December 30, 2020 – Dry weather most of day with possible morning valley fog. A weak system will bring light precipitation late today into Thursday morning. Mainly dry through Saturday with isolated showers before the pattern becomes active Saturday night and remains active for the first half of next week.


Patches of light fog trying to form this early AM so will keep an eye out for fog formation mainly from around Marysville southward and from the Sacramento river eastward. High clouds moving over the area has been limiting fog formation but is thinning along with light winds. Cold this morning with lows in the upper 20s to mid 30s for most of the valley to the teens to lower 20s for the mountain valleys.

High pressure will remain with us through most of the day then a weak system will move through late in the afternoon through Thursday morning. The models continue to indicate a weak system Currently forecasting 1-3 inches of snow with local 4 inch amounts. Snow levels will lower to 2500 to 3000 ft over Shasta County to 3500 to 4000 feet elsewhere. Valley rain less than a tenth of an inch if any.

Behind the weak system high pressure will rebuild and we can expect dry weather through New Years Day. Only a small chance for the northwestern areas to receive some showers at this time. (Northern coastal range through Shasta County)

Through Saturday the models are indicating some possible isolated showers over the interior but for the most part expect mainly dry conditions.

Extended discussion (Sunday through Wednesday)

A weak but slightly more organized system will move through the area Saturday night and Sunday and bring the entire region a better chance of precipitation. Snow levels look to be in the 5000 to 6000 foot elevation range at this time.

Pattern continues to be active in the extended period as another system follows Sunday night into Monday and then followed by another system Tuesday into Wednesday.

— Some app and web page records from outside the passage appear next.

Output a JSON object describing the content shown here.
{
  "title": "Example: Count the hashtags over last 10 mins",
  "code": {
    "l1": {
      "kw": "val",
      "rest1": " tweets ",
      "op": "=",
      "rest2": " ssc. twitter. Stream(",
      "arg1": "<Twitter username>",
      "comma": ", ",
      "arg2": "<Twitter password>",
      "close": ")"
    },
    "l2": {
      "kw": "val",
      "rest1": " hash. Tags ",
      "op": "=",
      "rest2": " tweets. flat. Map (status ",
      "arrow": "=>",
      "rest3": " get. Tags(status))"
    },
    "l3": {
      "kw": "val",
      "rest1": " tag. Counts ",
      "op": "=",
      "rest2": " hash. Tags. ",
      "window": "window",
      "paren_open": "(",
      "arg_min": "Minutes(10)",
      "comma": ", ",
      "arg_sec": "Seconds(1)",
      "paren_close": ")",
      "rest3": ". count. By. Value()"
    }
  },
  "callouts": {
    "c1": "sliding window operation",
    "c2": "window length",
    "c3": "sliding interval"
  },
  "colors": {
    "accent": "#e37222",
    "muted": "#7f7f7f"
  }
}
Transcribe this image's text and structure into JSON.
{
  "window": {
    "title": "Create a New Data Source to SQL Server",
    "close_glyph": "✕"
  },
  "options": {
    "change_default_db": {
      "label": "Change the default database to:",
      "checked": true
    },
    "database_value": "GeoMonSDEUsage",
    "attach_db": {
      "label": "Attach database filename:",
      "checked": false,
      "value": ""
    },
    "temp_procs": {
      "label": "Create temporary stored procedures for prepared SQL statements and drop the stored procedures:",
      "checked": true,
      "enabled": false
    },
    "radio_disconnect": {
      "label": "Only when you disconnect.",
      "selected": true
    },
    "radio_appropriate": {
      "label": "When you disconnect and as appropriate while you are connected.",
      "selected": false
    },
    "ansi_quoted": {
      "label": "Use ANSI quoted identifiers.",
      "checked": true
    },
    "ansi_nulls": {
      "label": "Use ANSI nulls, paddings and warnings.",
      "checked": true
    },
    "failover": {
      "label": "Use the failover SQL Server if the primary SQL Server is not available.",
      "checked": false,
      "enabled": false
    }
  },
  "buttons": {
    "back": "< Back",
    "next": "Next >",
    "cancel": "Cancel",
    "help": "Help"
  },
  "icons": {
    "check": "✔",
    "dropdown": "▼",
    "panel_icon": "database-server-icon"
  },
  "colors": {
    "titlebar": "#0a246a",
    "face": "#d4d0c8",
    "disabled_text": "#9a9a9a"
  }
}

Both GFS and European models indicate a possible impactful storms but not as strong as a day ago. They look more like your typical winter storms with decent precipitation, breezy to windy conditions and mountain snow.